The tipping point
Up until this point, the comparison between Williams and Kinder Morgan has resulted in a virtual tie.
Kinder Morgan separates itself from Williams with its ability to decrease spending and "use internally generated cash flow to fully fund dividend payment and [the] vast majority of growth capital expenditures." That growth is largely targeted in the Permian Basin and Bakken formation, the largest U.S. shale plays.
One of Kinder Morgan's goals is to take advantage of the oversupply of natural gas in the Permian Basin that pushed spot prices at the West Texas Waha hub negative in April 2019 and again in May 2019. Large shipments of gas are dangerous without pipelines, but storing natural gas instead of transporting it can be expensive, leaving many producers' hands tied without pipelines.
In response to buyers who are champing at the bit to transport gas out of the Permian, Kinder Morgan is building two main pipelines, one of which went into service in September. The second is expected to go into service in early 2021.
Kinder Morgan's growth prospects are exciting, but Williams isn't without its share of powerful revenue drivers. Q3 2019 results were 7% higher than Q3 2018, primarily due to a 28% EBITDA increase in Atlantic-Gulf revenues and a 17% increase in Northeast gathering and processing.
The large Atlantic-Gulf increase was driven primarily by two projects, the Atlantic Sunrise and Gulf Connector, which are expansion projects to Williams' 10,000-mile-long Transco Pipeline.
The Transco Pipeline system is one of the most valuable North American pipelines, delivering gas from Appalachia's Marcellus-Utica shale to the Gulf of Mexico. Expansion projects such as the Gulf Connector project are aimed at positioning Williams to be a supplier of natural gas to liquefied natural gas (LNG) titans like Cheniere Energy's (NYSEMKT:LNG) Corpus Christi Liquefaction Project, the second largest project of its kind in Cheniere's portfolio.Cheniere has gained approval from the U.S. Federal Energy Regulatory Commission (FERC) for its third and final liquefaction train after commissioning the second train in July, putting Williams behind a solid growth story. According to Williams', Transco, alone, is expected to generate $2.5 billion in annual fee revenue by 2022.

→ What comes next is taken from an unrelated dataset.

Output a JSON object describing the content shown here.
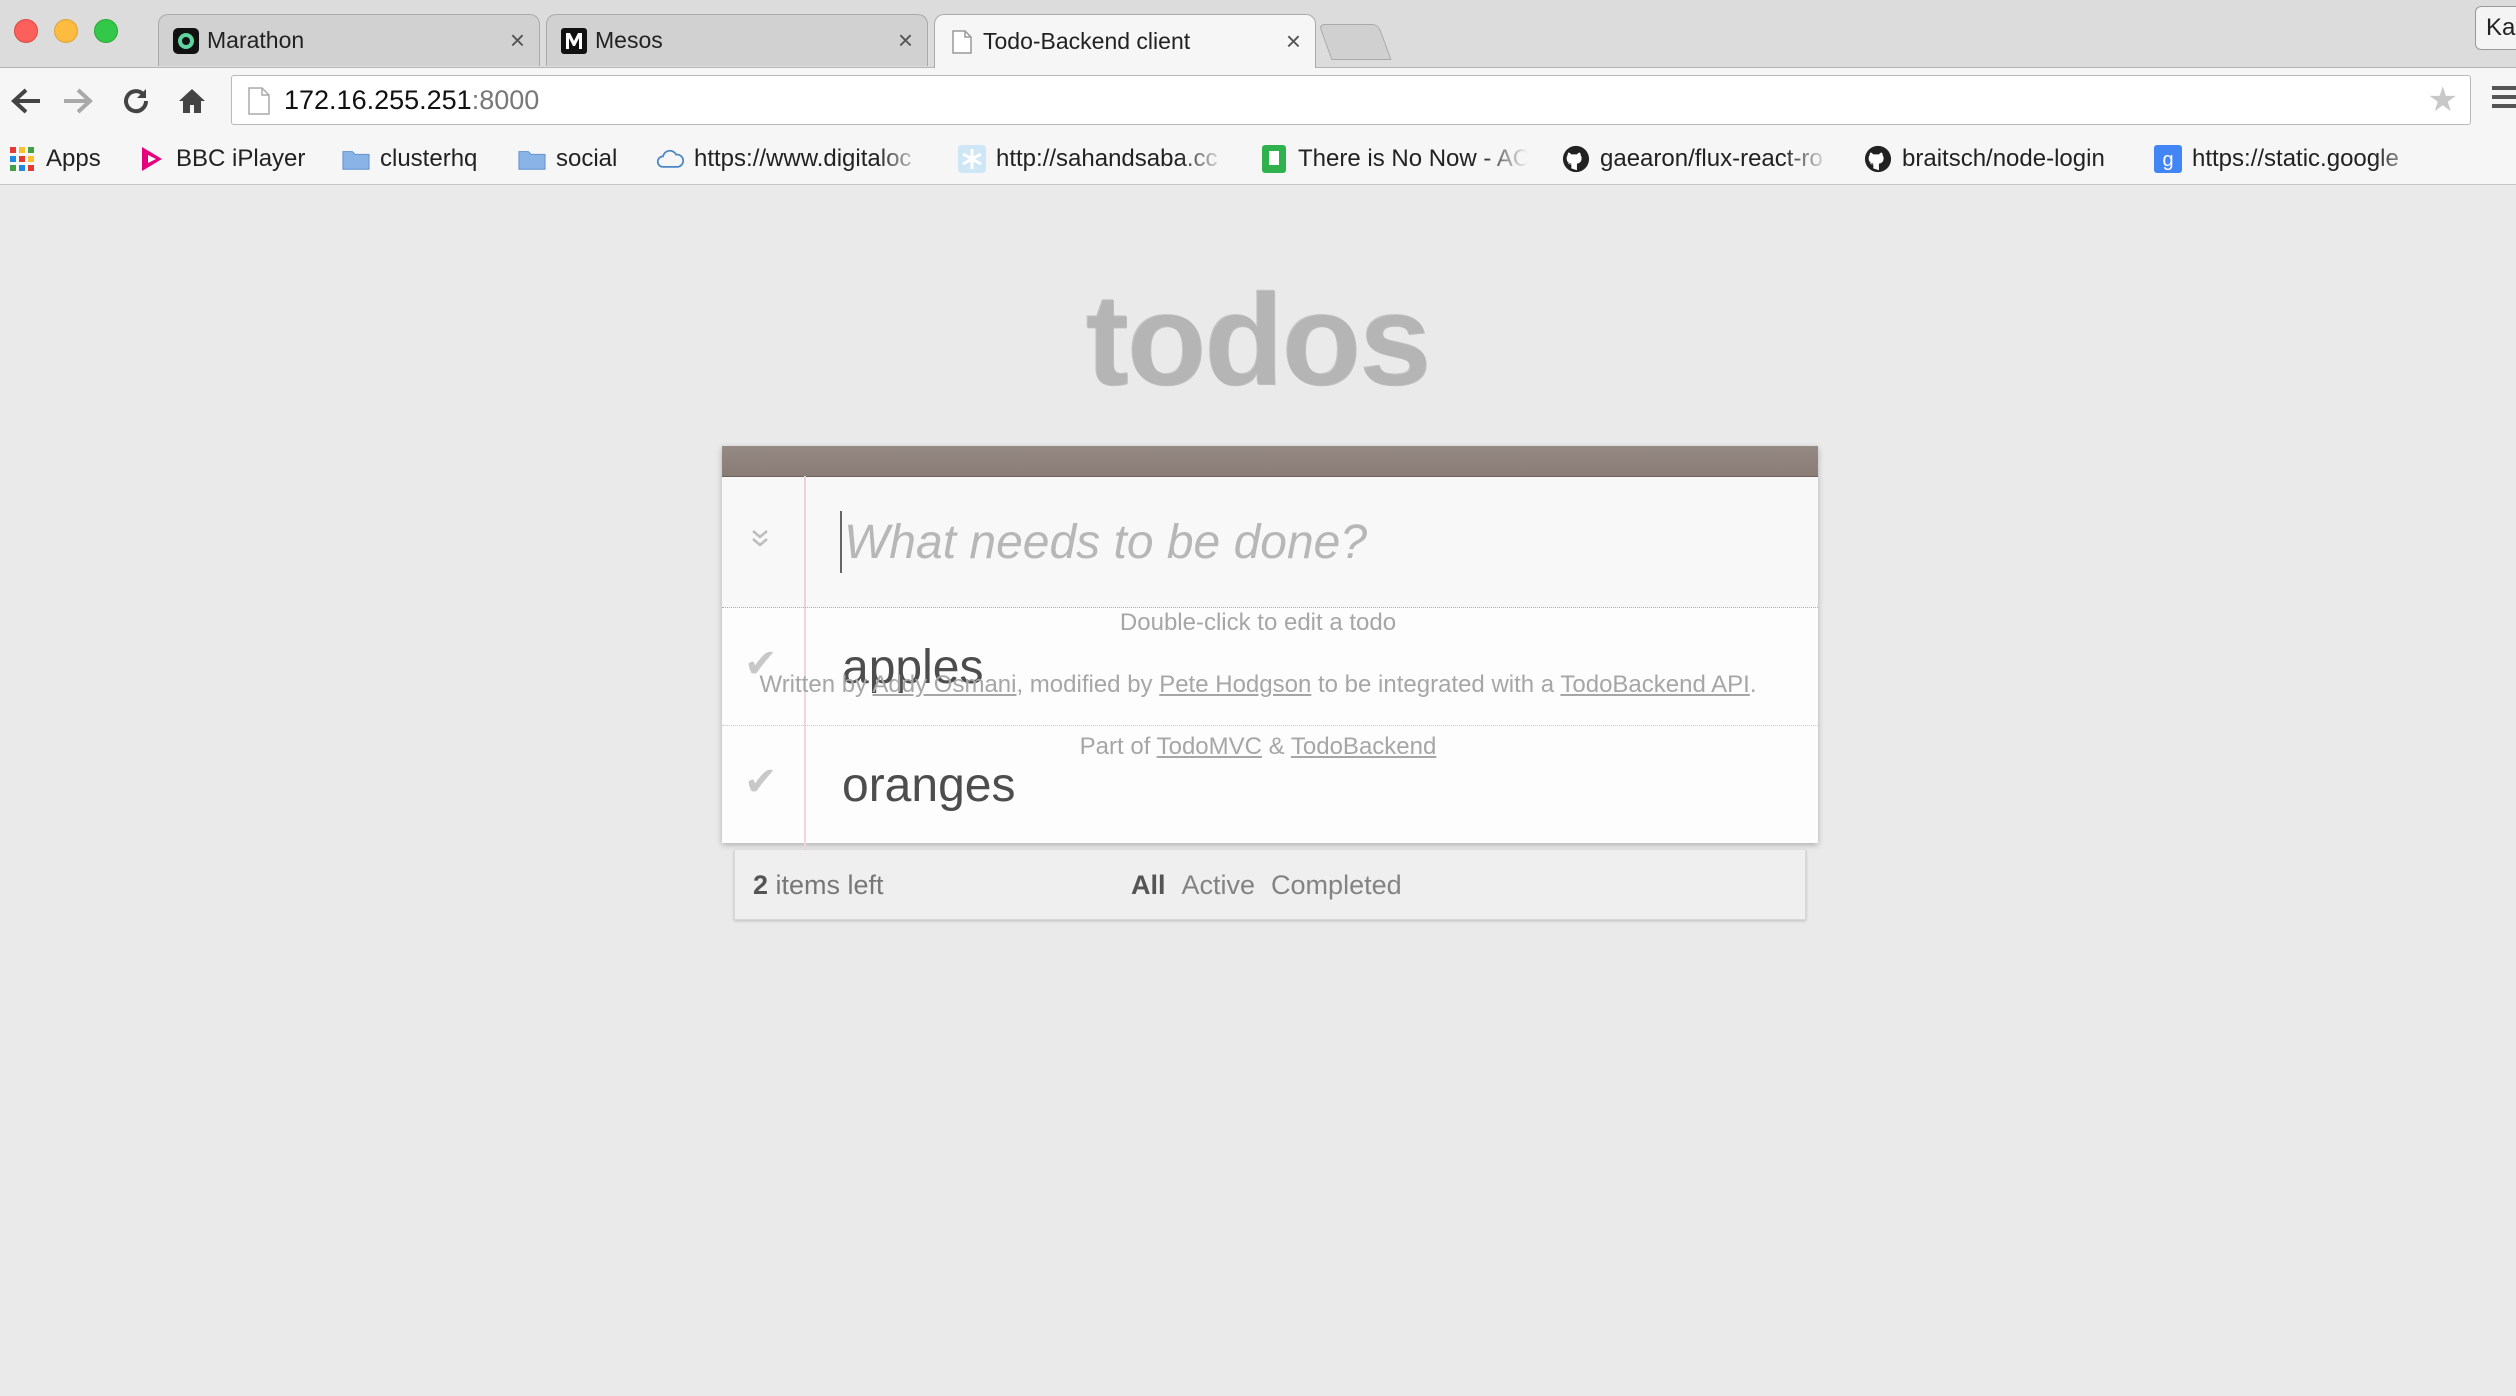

Kinder Morgan gains the edge because it's taking advantage of Permian customers willing and ready to sign contracts with minimum 10-year terms. Williams is just a whisker behind in second place, a high-yielding dividend stock that plays the U.S. natural gas market well by simply building on its successes such as the Transco pipeline system.
Arguably the biggest causes for concern for both companies are the 2015/2016 dividend cuts and somewhat high debt-to-EBITDA ratios when compared to other large North American midstream companies. That being said, investors looking for a company that has exhibited years of calculated capital spending, and as a result is poised to benefit from continual growth in the Permian Basin and the Bakken, could consider Kinder Morgan as a potential investment.